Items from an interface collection
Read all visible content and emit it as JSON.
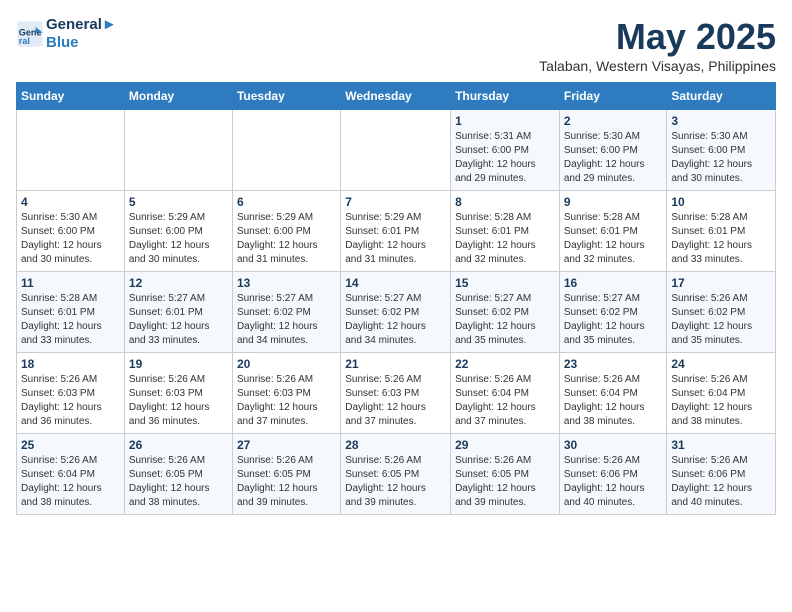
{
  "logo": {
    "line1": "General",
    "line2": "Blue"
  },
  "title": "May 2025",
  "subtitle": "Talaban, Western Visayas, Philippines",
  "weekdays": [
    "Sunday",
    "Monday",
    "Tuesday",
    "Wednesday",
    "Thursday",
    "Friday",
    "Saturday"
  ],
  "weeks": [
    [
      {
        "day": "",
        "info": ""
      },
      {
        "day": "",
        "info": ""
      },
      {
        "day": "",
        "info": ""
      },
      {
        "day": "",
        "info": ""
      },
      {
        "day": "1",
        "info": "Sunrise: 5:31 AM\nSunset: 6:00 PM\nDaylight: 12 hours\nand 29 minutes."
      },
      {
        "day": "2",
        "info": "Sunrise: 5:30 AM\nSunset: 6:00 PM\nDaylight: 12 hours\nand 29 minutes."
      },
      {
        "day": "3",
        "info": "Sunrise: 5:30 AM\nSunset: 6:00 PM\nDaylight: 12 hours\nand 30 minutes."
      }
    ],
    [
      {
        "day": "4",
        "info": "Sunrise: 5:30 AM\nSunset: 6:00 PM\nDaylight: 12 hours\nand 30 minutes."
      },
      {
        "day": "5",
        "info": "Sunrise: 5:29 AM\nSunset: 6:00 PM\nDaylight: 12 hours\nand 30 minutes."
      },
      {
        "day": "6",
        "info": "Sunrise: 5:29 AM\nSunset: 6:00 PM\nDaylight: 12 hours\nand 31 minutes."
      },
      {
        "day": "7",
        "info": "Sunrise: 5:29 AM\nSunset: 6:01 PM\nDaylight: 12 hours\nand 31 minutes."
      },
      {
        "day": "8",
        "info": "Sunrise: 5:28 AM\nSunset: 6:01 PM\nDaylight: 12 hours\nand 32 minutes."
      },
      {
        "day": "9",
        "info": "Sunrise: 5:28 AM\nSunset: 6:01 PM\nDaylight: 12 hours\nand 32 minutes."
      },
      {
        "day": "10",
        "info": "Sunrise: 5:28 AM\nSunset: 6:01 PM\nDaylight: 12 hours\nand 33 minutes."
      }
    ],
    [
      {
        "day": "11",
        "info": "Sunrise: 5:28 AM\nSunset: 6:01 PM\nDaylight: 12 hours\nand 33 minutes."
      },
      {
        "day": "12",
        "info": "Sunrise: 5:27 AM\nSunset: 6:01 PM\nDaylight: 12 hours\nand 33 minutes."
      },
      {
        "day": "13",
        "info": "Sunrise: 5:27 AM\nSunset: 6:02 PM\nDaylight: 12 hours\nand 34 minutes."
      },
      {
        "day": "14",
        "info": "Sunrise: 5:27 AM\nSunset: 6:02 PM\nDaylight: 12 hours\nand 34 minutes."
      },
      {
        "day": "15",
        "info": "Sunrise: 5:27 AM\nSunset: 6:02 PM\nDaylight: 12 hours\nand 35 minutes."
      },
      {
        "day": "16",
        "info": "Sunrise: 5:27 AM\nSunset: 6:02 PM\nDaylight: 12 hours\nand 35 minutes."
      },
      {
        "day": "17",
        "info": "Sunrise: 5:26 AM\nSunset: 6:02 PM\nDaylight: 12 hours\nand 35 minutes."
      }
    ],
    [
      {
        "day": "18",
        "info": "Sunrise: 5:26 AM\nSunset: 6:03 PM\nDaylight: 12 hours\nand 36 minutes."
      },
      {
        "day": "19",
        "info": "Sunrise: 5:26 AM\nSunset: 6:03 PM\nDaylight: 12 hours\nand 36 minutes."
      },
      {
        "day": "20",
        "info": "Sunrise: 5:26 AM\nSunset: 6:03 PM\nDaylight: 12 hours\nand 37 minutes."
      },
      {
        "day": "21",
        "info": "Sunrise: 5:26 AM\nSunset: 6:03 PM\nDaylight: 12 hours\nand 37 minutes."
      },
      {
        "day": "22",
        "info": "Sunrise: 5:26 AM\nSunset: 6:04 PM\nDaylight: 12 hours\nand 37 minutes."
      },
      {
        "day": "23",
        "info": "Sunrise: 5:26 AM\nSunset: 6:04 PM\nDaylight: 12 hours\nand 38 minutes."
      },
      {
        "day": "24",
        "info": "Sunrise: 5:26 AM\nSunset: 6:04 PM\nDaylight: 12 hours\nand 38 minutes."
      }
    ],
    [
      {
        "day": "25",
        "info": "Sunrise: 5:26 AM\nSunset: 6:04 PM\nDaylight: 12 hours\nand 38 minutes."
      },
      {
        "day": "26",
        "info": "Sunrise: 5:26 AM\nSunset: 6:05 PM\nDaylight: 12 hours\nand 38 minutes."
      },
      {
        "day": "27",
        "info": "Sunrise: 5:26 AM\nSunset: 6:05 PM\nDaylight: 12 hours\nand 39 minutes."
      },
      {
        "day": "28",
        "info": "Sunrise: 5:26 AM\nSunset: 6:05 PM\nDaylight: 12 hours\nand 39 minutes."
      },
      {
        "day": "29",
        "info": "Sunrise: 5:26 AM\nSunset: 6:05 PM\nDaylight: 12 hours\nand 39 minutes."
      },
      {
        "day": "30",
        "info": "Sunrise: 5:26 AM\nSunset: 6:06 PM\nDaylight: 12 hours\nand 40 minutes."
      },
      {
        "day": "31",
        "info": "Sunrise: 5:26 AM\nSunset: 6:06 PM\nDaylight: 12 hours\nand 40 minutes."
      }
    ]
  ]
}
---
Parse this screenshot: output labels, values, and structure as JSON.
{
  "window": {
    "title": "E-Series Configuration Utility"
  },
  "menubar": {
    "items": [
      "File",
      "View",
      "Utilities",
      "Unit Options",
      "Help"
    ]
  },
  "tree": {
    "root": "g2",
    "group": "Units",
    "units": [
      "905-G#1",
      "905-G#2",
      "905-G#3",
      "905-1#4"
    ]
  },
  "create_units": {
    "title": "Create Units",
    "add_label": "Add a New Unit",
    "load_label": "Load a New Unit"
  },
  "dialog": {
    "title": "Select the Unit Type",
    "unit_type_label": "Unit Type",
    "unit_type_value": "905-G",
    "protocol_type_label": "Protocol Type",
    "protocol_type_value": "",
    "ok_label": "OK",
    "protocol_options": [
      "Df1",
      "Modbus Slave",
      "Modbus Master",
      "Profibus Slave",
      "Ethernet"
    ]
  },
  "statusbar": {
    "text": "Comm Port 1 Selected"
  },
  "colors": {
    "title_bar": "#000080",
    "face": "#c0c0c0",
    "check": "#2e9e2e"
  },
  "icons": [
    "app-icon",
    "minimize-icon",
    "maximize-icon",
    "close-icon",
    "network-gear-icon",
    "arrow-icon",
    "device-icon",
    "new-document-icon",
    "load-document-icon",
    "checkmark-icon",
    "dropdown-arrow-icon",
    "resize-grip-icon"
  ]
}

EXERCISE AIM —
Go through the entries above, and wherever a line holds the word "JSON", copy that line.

EXERCISE OUTPUT —
Read all visible content and emit it as JSON.
Parse this screenshot: output labels, values, and structure as JSON.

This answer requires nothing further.